The Humping Pact at Zeche Zollverein Industrial Complex in Essen, Germany. Short film.

“There is the translation of an existing space into an operative space defined less by a configuration of positions than by qualities of potential movement. By that we mean that it is defined by ability to irrupt unexpectedly, to break out of or to break into the existing spatial grid, anywhere, at any moment. This irruptive potential enables a completely new and different pattern of movement that is not on the grid, but flows through it following different principles of circulation, and implying a different repertory of tactics.”
– Brian Massoumi



You can watch the full version of the film above with all the landscapes using vimeo-on-demand service. We thank you for supporting us!



Zeche Zollverein coal mine industrial complex in Essen (Ruhr area) is one of the most important landmarks in Germany. Founded in 1847, it was responsible for a large chunk of Germany’s coal output during the 20th century. Zollverein Zeche survived the wars and had been continuously improved. Shaft XII, build in Bauhaus style, is considered to be one of the world’s most beautiful industrial buildings.

Towards the end of the 20th century most heavy industries around Ruhr area and Essen were getting shut down, including Zollverein. There have been talks about disassembling it or even selling it to China, but at the end it was decided to keep it as a monument, although there’s still some uncertainty as to what should happen to it next. UNESCO added Zollverein Zeche to its list of World Heritage Sites in 2001 and it is now open to visitors being one of the most popular sights in Essen. In numerous attempts to revitalize the area, many educational and arts institutions have been opened at Zollverein territory, including the school of management and design and PACT Zollverein choreographic center.
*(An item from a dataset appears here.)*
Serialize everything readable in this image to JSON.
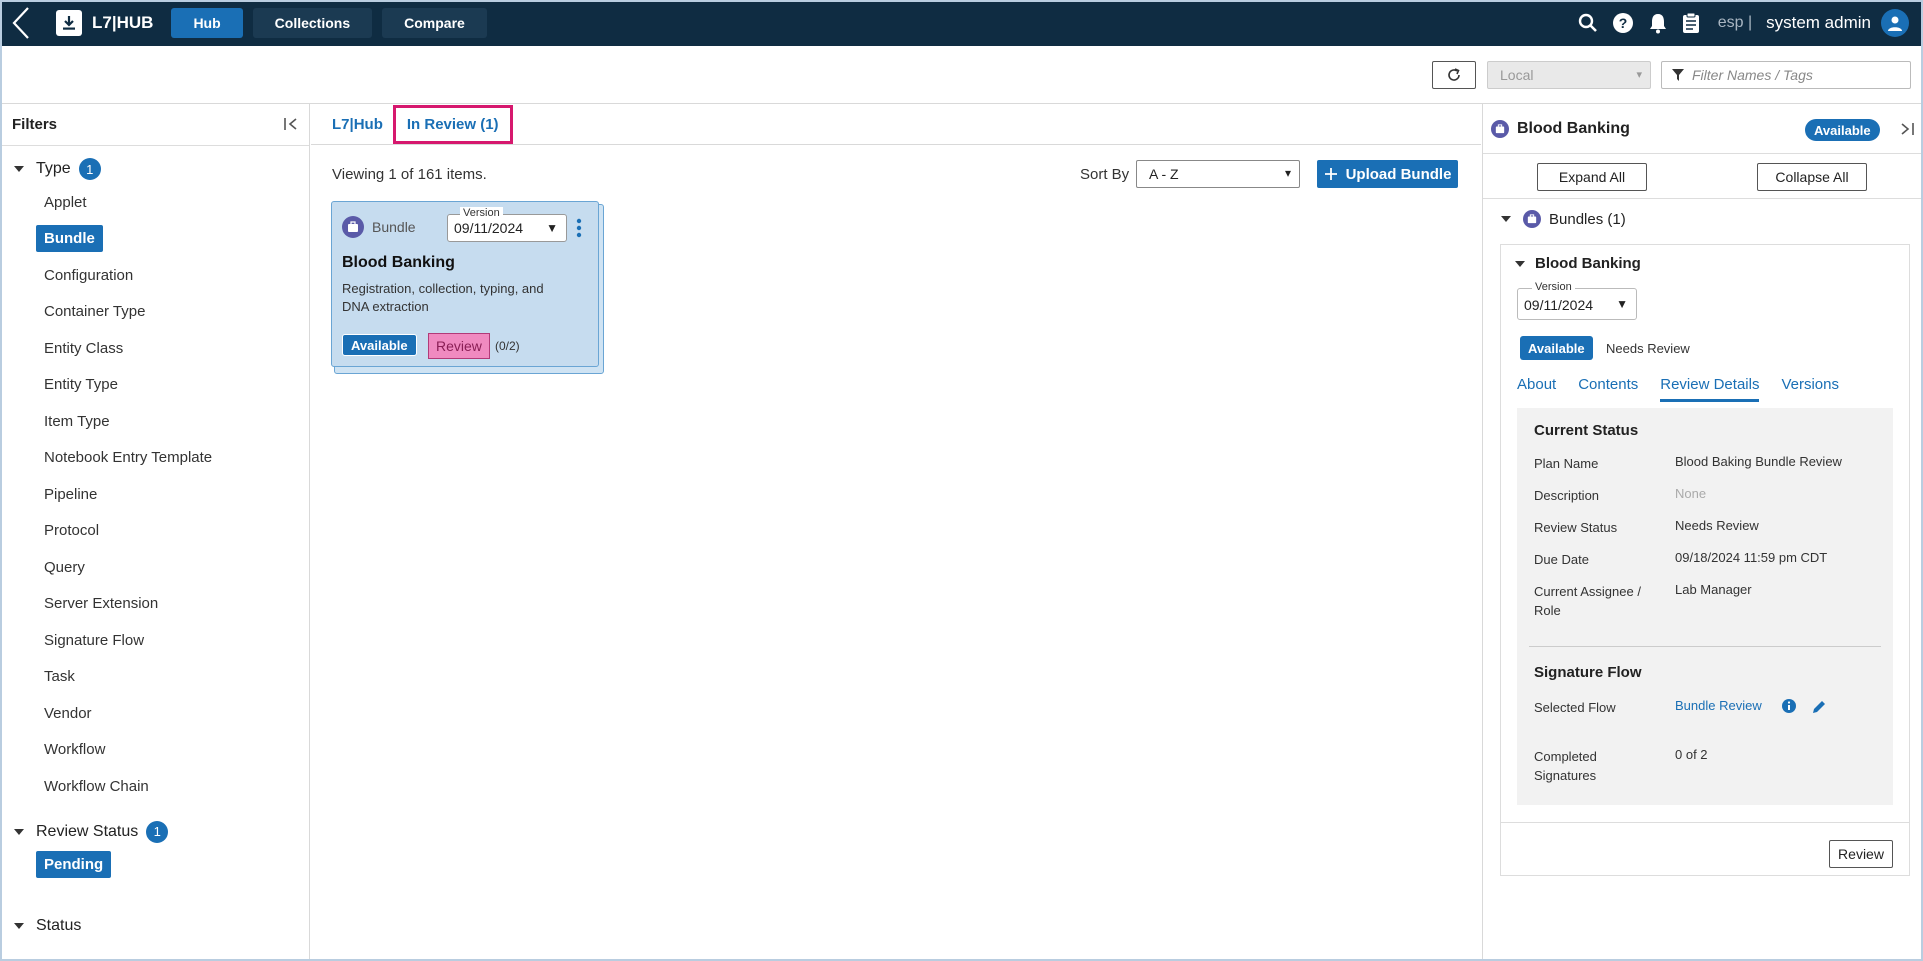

We found Zollverein zeche coal mine to be particularly inspiring for The Humping Pact project – in fact, that’s where it all started.
The remnants of industrial tools that can be seen at the site had been used for many years to pump out, extract, transform the earth’s archefossils into the living energy. Therefore, there’s a strong physical aspect that the whole complex exudes.
The site used to have a lot of potential, which we are now reminded of only through its beautifully designed architecture turned into monument. So there’s a certain idea of solidified climax, which does not exist anymore but is commemorated within a structure that still carries its traces. No wonder Bauhaus designed one of the most productive shafts: the orgasmic fusion of architecture, ideology, industry and straight forms happened there and then.
The whole idea of revitalizing the area devastated by industry through educational and arts institutions also brings in an interesting connotation and asks for a certain kind of affective meditation on the subject.
Finally, it is simply an amazing piece of architecture that first and foremost commemorates the human passion for transforming the world and – at the same time – the impossibility of doing so, the exhaustion that comes with it, and the aesthetic ideals that surround this motion.

The film above was shown at at Oberhausen International Short Film festival on the 28th and 29th of April 2012 and Vienna Short Film Festival on the 7th of June (more info). The full version DVD can be purchased online below. For HD version produced for institutions and galleries, please, contact us directly.

The Humping Pact DVD Zeche Zollverein Coal Mine / Limited Edition of 50, Signed


Bonus Track: Industry & Empire + The Humping Pact

Please, use your headphones or very good loudspeakers.

The song used in the soundtrack is by Forward Strategy Group, Industry & Empire.


Photo Stills